Directions: Every line of the data below should be repeated exactly, and no picture should be copied.

Record extracts:
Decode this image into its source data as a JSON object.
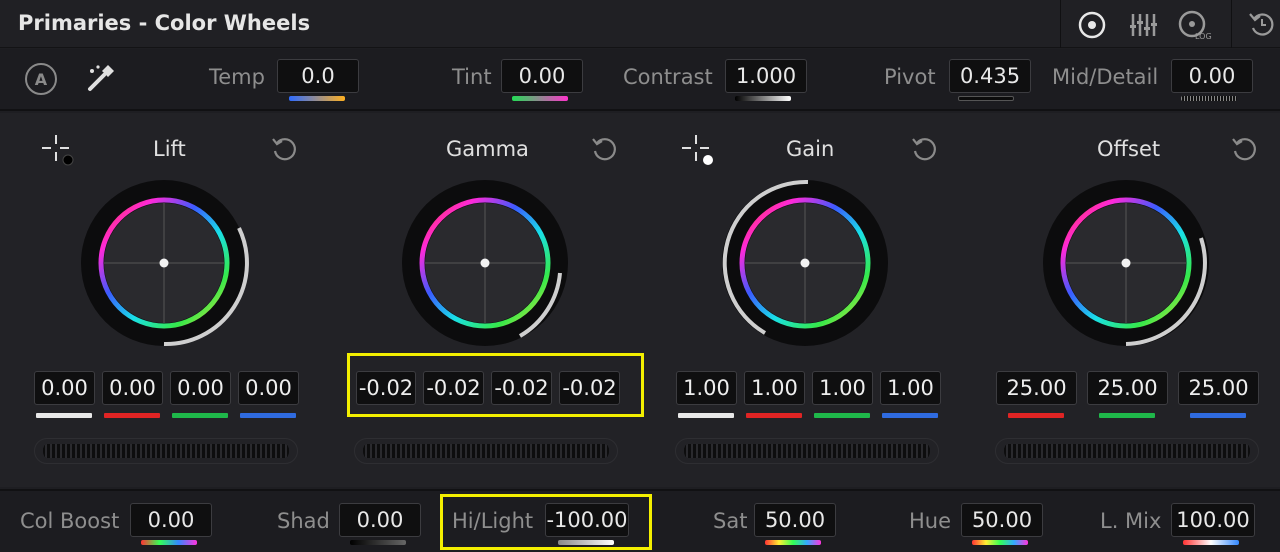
{
  "header": {
    "title": "Primaries - Color Wheels",
    "icons": [
      "color-wheels-icon",
      "primaries-bars-icon",
      "log-wheels-icon",
      "reset-all-icon"
    ]
  },
  "controls": {
    "auto_label": "A",
    "temp": {
      "label": "Temp",
      "value": "0.0"
    },
    "tint": {
      "label": "Tint",
      "value": "0.00"
    },
    "contrast": {
      "label": "Contrast",
      "value": "1.000"
    },
    "pivot": {
      "label": "Pivot",
      "value": "0.435"
    },
    "mid_detail": {
      "label": "Mid/Detail",
      "value": "0.00"
    }
  },
  "wheels": {
    "lift": {
      "name": "Lift",
      "values": [
        "0.00",
        "0.00",
        "0.00",
        "0.00"
      ]
    },
    "gamma": {
      "name": "Gamma",
      "values": [
        "-0.02",
        "-0.02",
        "-0.02",
        "-0.02"
      ]
    },
    "gain": {
      "name": "Gain",
      "values": [
        "1.00",
        "1.00",
        "1.00",
        "1.00"
      ]
    },
    "offset": {
      "name": "Offset",
      "values": [
        "25.00",
        "25.00",
        "25.00"
      ]
    }
  },
  "bottom": {
    "col_boost": {
      "label": "Col Boost",
      "value": "0.00"
    },
    "shad": {
      "label": "Shad",
      "value": "0.00"
    },
    "hi_light": {
      "label": "Hi/Light",
      "value": "-100.00"
    },
    "sat": {
      "label": "Sat",
      "value": "50.00"
    },
    "hue": {
      "label": "Hue",
      "value": "50.00"
    },
    "l_mix": {
      "label": "L. Mix",
      "value": "100.00"
    }
  },
  "colors": {
    "highlight": "#f3ef00",
    "channel_y": "#e8e8e8",
    "channel_r": "#e02424",
    "channel_g": "#1fb84a",
    "channel_b": "#2f6be0"
  }
}
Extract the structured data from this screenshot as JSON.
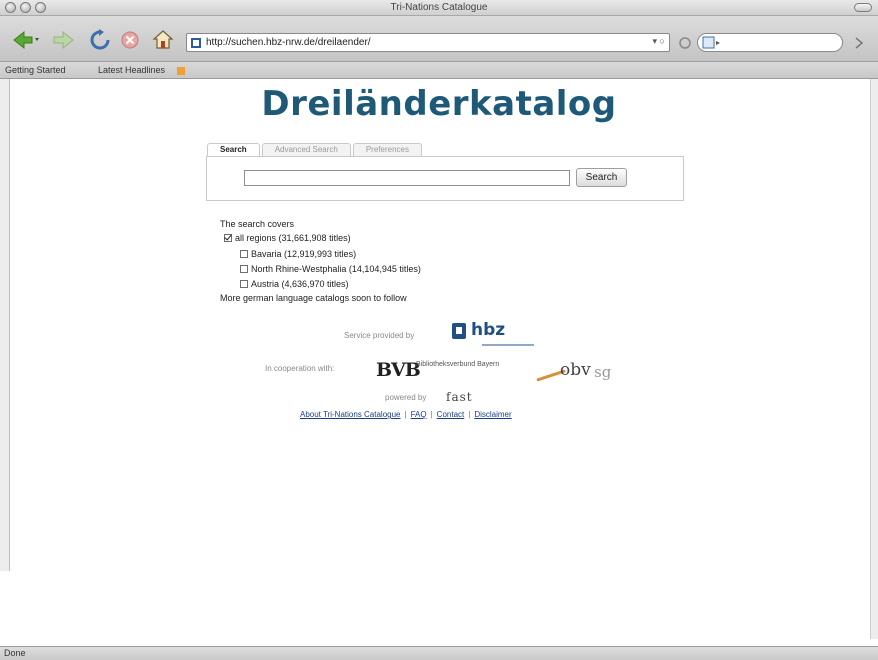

Problem solution:
Decode this image into its source data as a JSON object.
{
  "header": {
    "title": "Primaries - Color Wheels",
    "icons": [
      "color-wheels-icon",
      "primaries-bars-icon",
      "log-wheels-icon",
      "reset-all-icon"
    ]
  },
  "controls": {
    "auto_label": "A",
    "temp": {
      "label": "Temp",
      "value": "0.0"
    },
    "tint": {
      "label": "Tint",
      "value": "0.00"
    },
    "contrast": {
      "label": "Contrast",
      "value": "1.000"
    },
    "pivot": {
      "label": "Pivot",
      "value": "0.435"
    },
    "mid_detail": {
      "label": "Mid/Detail",
      "value": "0.00"
    }
  },
  "wheels": {
    "lift": {
      "name": "Lift",
      "values": [
        "0.00",
        "0.00",
        "0.00",
        "0.00"
      ]
    },
    "gamma": {
      "name": "Gamma",
      "values": [
        "-0.02",
        "-0.02",
        "-0.02",
        "-0.02"
      ]
    },
    "gain": {
      "name": "Gain",
      "values": [
        "1.00",
        "1.00",
        "1.00",
        "1.00"
      ]
    },
    "offset": {
      "name": "Offset",
      "values": [
        "25.00",
        "25.00",
        "25.00"
      ]
    }
  },
  "bottom": {
    "col_boost": {
      "label": "Col Boost",
      "value": "0.00"
    },
    "shad": {
      "label": "Shad",
      "value": "0.00"
    },
    "hi_light": {
      "label": "Hi/Light",
      "value": "-100.00"
    },
    "sat": {
      "label": "Sat",
      "value": "50.00"
    },
    "hue": {
      "label": "Hue",
      "value": "50.00"
    },
    "l_mix": {
      "label": "L. Mix",
      "value": "100.00"
    }
  },
  "colors": {
    "highlight": "#f3ef00",
    "channel_y": "#e8e8e8",
    "channel_r": "#e02424",
    "channel_g": "#1fb84a",
    "channel_b": "#2f6be0"
  }
}
Extract the structured data from this screenshot as JSON.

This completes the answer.